life of the believer in Christ.
Jordan Renae Olsen
The purpose of this thesis is to study the term
“sanctification” in the Old and New Testament and to study
Paul’s thought on sanctification through an exegetical study
of Galatians 5:16-26 that will determine the historical
development of sanctification, in order to practically apply
sanctification in the Contemporary Church. Sanctification is
an important concept of Paul and plays an important part
in the Christian life. How it is to be understood in the
contemporary world is best informed by an exegetical
study of Galatians 5:16-26.
Alvin Ray Propst Jr.
The purpose of this thesis is to examine the
phrase “fear of the LORD,” in relation to the
“knowledge of God,” by examining Proverbs 2 and
other key texts, and by making observations from
other Northeastern Semitic languages and some
New Testament passages for insight into its
semantic range. This concept is central in both
Judaism and Christianity, for its role in instilling

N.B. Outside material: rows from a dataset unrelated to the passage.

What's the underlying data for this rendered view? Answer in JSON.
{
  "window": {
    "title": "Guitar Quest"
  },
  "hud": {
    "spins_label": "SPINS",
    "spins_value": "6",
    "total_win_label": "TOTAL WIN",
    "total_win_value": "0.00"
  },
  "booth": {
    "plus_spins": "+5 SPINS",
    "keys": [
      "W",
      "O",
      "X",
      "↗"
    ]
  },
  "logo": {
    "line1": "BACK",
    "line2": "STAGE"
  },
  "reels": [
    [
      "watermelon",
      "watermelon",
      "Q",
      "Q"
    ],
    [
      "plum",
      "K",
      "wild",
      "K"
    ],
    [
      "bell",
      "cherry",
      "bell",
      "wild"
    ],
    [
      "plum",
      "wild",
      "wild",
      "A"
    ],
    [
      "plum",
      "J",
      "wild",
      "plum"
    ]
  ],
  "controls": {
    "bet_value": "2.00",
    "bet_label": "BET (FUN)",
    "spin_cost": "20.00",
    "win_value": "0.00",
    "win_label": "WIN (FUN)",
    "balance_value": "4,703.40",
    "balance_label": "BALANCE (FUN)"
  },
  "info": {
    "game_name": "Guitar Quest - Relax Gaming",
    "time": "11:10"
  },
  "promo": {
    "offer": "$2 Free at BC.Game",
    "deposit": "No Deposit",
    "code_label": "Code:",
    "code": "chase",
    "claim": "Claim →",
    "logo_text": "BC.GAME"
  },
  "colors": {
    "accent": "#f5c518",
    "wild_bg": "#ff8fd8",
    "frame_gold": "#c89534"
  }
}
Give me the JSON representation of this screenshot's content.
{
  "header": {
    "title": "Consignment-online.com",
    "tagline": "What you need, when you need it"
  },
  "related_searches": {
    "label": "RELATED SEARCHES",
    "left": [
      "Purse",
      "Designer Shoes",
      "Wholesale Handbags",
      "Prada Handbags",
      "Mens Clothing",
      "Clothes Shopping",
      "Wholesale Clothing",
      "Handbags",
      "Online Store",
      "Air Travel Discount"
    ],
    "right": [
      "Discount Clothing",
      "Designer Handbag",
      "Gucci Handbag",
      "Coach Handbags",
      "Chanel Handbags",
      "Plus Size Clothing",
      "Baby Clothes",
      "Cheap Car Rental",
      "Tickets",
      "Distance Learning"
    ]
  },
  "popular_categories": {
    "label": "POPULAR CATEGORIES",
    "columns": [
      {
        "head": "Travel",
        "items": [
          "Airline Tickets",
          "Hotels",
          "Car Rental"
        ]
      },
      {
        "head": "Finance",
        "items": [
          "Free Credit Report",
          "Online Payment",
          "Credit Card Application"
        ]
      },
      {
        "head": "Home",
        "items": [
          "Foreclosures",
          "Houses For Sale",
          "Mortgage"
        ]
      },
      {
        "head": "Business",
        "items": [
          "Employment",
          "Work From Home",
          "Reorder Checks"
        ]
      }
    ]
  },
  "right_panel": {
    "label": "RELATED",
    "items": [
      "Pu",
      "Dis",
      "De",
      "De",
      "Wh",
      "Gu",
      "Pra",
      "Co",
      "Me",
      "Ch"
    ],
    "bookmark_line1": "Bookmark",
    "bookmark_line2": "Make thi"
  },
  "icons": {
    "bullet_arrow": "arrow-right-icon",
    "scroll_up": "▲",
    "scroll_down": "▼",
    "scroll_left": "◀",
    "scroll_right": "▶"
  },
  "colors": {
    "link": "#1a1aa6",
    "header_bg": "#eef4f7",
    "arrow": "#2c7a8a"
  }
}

obedience, covenant loyalty, and intimate
knowledge of God.
Richard Warren Hannon
The purpose of this thesis is to examine the
theme of the poor and oppressed in the
Gospel of Luke, in order to understand the
author’s sources, theological emphases, and
message for the Church today with respect to
that same group of people.
Assif Reid
Based on his Hebraic/Greek background,
Paul uses the Greek word hilasterion, in
Romans 3:25, to convey to his readers
that Christ’s death was both expiation
and propitiation.
Johan Winbo
The purpose of this thesis is to examine the
development of exorcism in the writings of
Justin Martyr and Irenaeus, in order to
understand how the Church of the Second
Century created the teaching on demonology.
David K. Hebert
Was the Rapture of the Church taught
as an orthodox belief of the Early
Church or did it just recently arise out
of the teaching of Dispensationalism
around 1830.